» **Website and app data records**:
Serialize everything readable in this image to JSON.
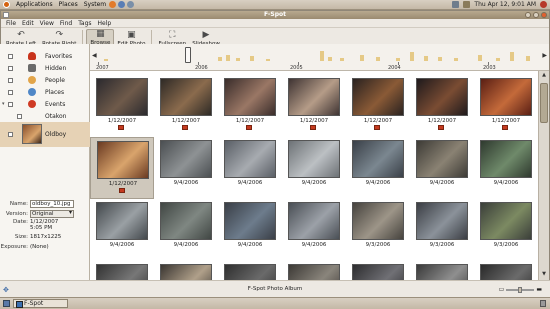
{
  "top_panel": {
    "menus": [
      "Applications",
      "Places",
      "System"
    ],
    "clock": "Thu Apr 12,  9:01 AM"
  },
  "window": {
    "title": "F-Spot",
    "menubar": [
      "File",
      "Edit",
      "View",
      "Find",
      "Tags",
      "Help"
    ],
    "toolbar": {
      "rotate_left": "Rotate Left",
      "rotate_right": "Rotate Right",
      "browse": "Browse",
      "edit_photo": "Edit Photo",
      "fullscreen": "Fullscreen",
      "slideshow": "Slideshow"
    }
  },
  "timeline": {
    "years": [
      "2007",
      "2006",
      "2005",
      "2004",
      "2003"
    ]
  },
  "tags": [
    {
      "label": "Favorites",
      "icon": "heart-icon",
      "color": "#c8331b"
    },
    {
      "label": "Hidden",
      "icon": "hidden-icon",
      "color": "#6a6a6a"
    },
    {
      "label": "People",
      "icon": "people-icon",
      "color": "#e2a54a"
    },
    {
      "label": "Places",
      "icon": "places-icon",
      "color": "#4f87c7"
    },
    {
      "label": "Events",
      "icon": "events-icon",
      "color": "#cf3a24"
    },
    {
      "label": "Otakon",
      "icon": "",
      "color": ""
    },
    {
      "label": "Oldboy",
      "icon": "photo-thumb",
      "color": ""
    }
  ],
  "info": {
    "name_label": "Name:",
    "name_value": "oldboy_10.jpg",
    "version_label": "Version:",
    "version_value": "Original",
    "date_label": "Date:",
    "date_value_1": "1/12/2007",
    "date_value_2": "5:05 PM",
    "size_label": "Size:",
    "size_value": "1817x1225",
    "exposure_label": "Exposure:",
    "exposure_value": "(None)"
  },
  "photos": [
    {
      "date": "1/12/2007",
      "tagged": true
    },
    {
      "date": "1/12/2007",
      "tagged": true
    },
    {
      "date": "1/12/2007",
      "tagged": true
    },
    {
      "date": "1/12/2007",
      "tagged": true
    },
    {
      "date": "1/12/2007",
      "tagged": true
    },
    {
      "date": "1/12/2007",
      "tagged": true
    },
    {
      "date": "1/12/2007",
      "tagged": true
    },
    {
      "date": "1/12/2007",
      "tagged": true,
      "selected": true
    },
    {
      "date": "9/4/2006",
      "tagged": false
    },
    {
      "date": "9/4/2006",
      "tagged": false
    },
    {
      "date": "9/4/2006",
      "tagged": false
    },
    {
      "date": "9/4/2006",
      "tagged": false
    },
    {
      "date": "9/4/2006",
      "tagged": false
    },
    {
      "date": "9/4/2006",
      "tagged": false
    },
    {
      "date": "9/4/2006",
      "tagged": false
    },
    {
      "date": "9/4/2006",
      "tagged": false
    },
    {
      "date": "9/4/2006",
      "tagged": false
    },
    {
      "date": "9/4/2006",
      "tagged": false
    },
    {
      "date": "9/3/2006",
      "tagged": false
    },
    {
      "date": "9/3/2006",
      "tagged": false
    },
    {
      "date": "9/3/2006",
      "tagged": false
    },
    {
      "date": "",
      "tagged": false
    },
    {
      "date": "",
      "tagged": false
    },
    {
      "date": "",
      "tagged": false
    },
    {
      "date": "",
      "tagged": false
    },
    {
      "date": "",
      "tagged": false
    },
    {
      "date": "",
      "tagged": false
    },
    {
      "date": "",
      "tagged": false
    }
  ],
  "status": {
    "text": "F-Spot Photo Album"
  },
  "taskbar": {
    "task_label": "F-Spot"
  }
}
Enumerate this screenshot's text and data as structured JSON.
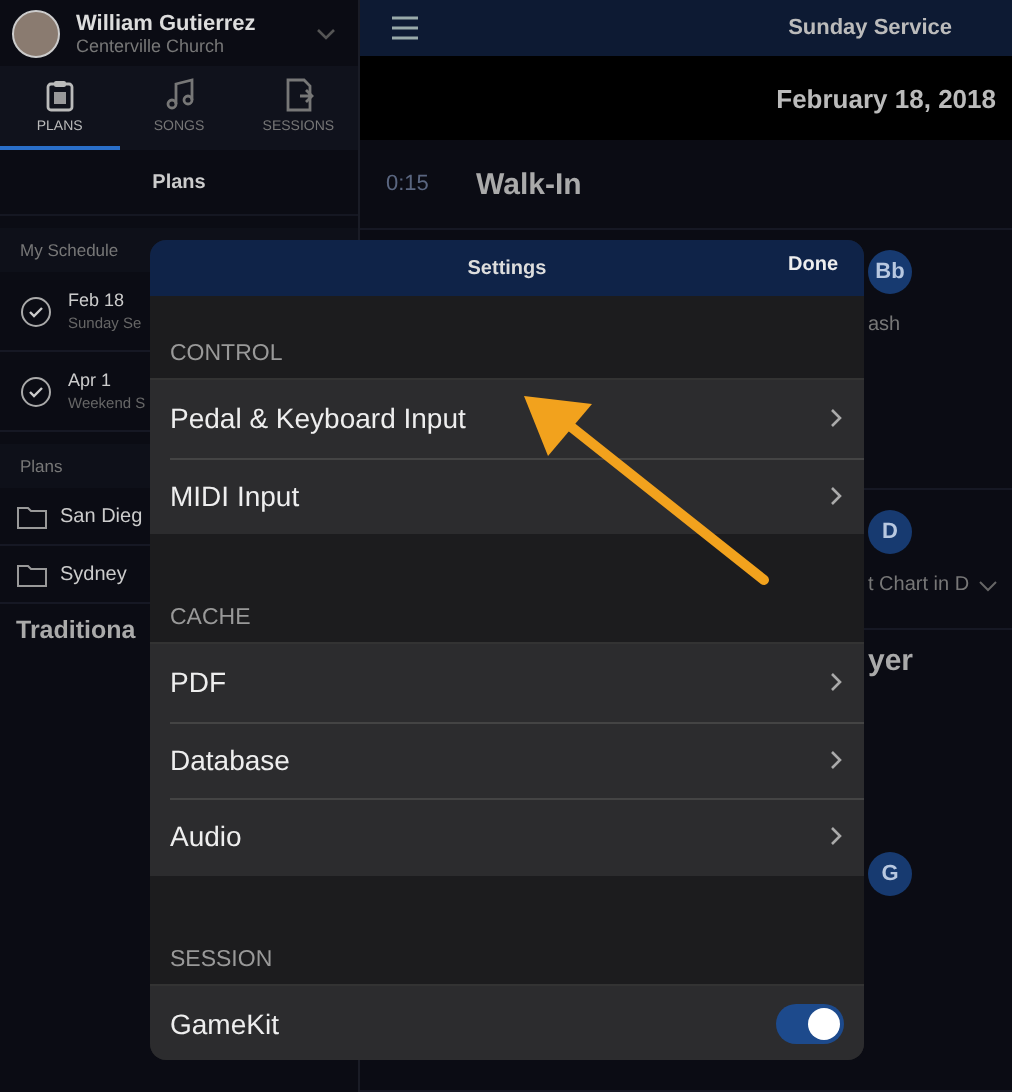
{
  "sidebar": {
    "user": {
      "name": "William Gutierrez",
      "organization": "Centerville Church"
    },
    "tabs": [
      {
        "label": "PLANS",
        "selected": true
      },
      {
        "label": "SONGS",
        "selected": false
      },
      {
        "label": "SESSIONS",
        "selected": false
      }
    ],
    "title": "Plans",
    "sections": [
      {
        "header": "My Schedule",
        "items": [
          {
            "kind": "plan",
            "date": "Feb 18",
            "subtitle": "Sunday Se"
          },
          {
            "kind": "plan",
            "date": "Apr 1",
            "subtitle": "Weekend S"
          }
        ]
      },
      {
        "header": "Plans",
        "items": [
          {
            "kind": "folder",
            "label": "San Dieg"
          },
          {
            "kind": "folder",
            "label": "Sydney"
          },
          {
            "kind": "heading",
            "label": "Traditiona"
          }
        ]
      }
    ]
  },
  "main": {
    "title": "Sunday Service",
    "date": "February 18, 2018",
    "rows": [
      {
        "kind": "item",
        "time": "0:15",
        "title": "Walk-In"
      },
      {
        "kind": "song",
        "key": "Bb",
        "note": "ash"
      },
      {
        "kind": "song",
        "key": "D",
        "note": "t Chart in D"
      },
      {
        "kind": "title",
        "title": "yer"
      },
      {
        "kind": "song",
        "key": "G"
      }
    ]
  },
  "settings": {
    "title": "Settings",
    "done": "Done",
    "sections": [
      {
        "header": "CONTROL",
        "items": [
          {
            "kind": "link",
            "label": "Pedal & Keyboard Input"
          },
          {
            "kind": "link",
            "label": "MIDI Input"
          }
        ]
      },
      {
        "header": "CACHE",
        "items": [
          {
            "kind": "link",
            "label": "PDF"
          },
          {
            "kind": "link",
            "label": "Database"
          },
          {
            "kind": "link",
            "label": "Audio"
          }
        ]
      },
      {
        "header": "SESSION",
        "items": [
          {
            "kind": "toggle",
            "label": "GameKit",
            "on": true
          }
        ]
      }
    ]
  }
}
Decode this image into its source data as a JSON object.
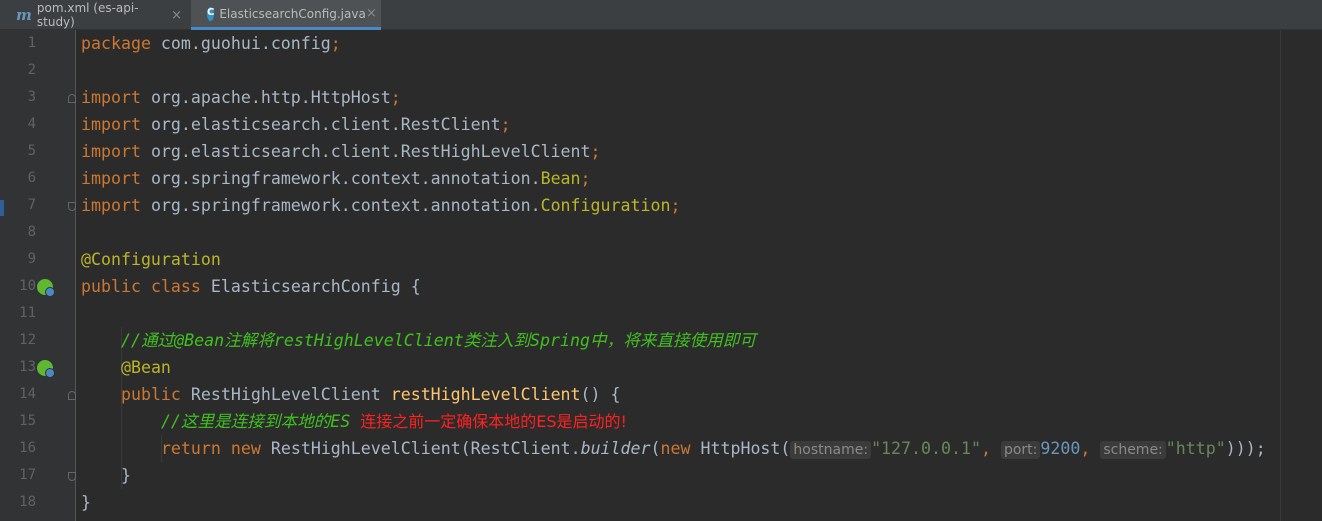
{
  "tabs": [
    {
      "icon": "maven-icon",
      "label": "pom.xml (es-api-study)",
      "close": "×"
    },
    {
      "icon": "class-icon",
      "label": "ElasticsearchConfig.java",
      "close": "×"
    }
  ],
  "line_numbers": [
    "1",
    "2",
    "3",
    "4",
    "5",
    "6",
    "7",
    "8",
    "9",
    "10",
    "11",
    "12",
    "13",
    "14",
    "15",
    "16",
    "17",
    "18"
  ],
  "code": {
    "l1": {
      "kw": "package",
      "rest": " com.guohui.config",
      "semi": ";"
    },
    "l3": {
      "kw": "import",
      "rest": " org.apache.http.HttpHost",
      "semi": ";"
    },
    "l4": {
      "kw": "import",
      "rest": " org.elasticsearch.client.RestClient",
      "semi": ";"
    },
    "l5": {
      "kw": "import",
      "rest": " org.elasticsearch.client.RestHighLevelClient",
      "semi": ";"
    },
    "l6": {
      "kw": "import",
      "rest": " org.springframework.context.annotation.",
      "ann": "Bean",
      "semi": ";"
    },
    "l7": {
      "kw": "import",
      "rest": " org.springframework.context.annotation.",
      "ann": "Configuration",
      "semi": ";"
    },
    "l9": {
      "ann": "@Configuration"
    },
    "l10": {
      "kw1": "public",
      "kw2": "class",
      "rest": " ElasticsearchConfig {"
    },
    "l12": {
      "comment": "//通过@Bean注解将restHighLevelClient类注入到Spring中，将来直接使用即可"
    },
    "l13": {
      "ann": "@Bean"
    },
    "l14": {
      "kw": "public",
      "type": " RestHighLevelClient ",
      "fn": "restHighLevelClient",
      "rest": "() {"
    },
    "l15": {
      "comment": "//这里是连接到本地的ES",
      "note": "连接之前一定确保本地的ES是启动的!"
    },
    "l16": {
      "kw": "return",
      "new1": "new",
      "p1": " RestHighLevelClient(RestClient.",
      "builder": "builder",
      "p2": "(",
      "new2": "new",
      "p3": " HttpHost(",
      "hint1": "hostname:",
      "str1": "\"127.0.0.1\"",
      "comma1": ", ",
      "hint2": "port:",
      "num": "9200",
      "comma2": ", ",
      "hint3": "scheme:",
      "str2": "\"http\"",
      "end": ")));"
    },
    "l17": {
      "rest": "}"
    },
    "l18": {
      "rest": "}"
    }
  }
}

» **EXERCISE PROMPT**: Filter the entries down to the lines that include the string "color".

» **TASK ANSWER**:
      "color": "#c8331b"
      "color": "#6a6a6a"
      "color": "#e2a54a"
      "color": "#4f87c7"
      "color": "#cf3a24"
      "color": ""
      "color": ""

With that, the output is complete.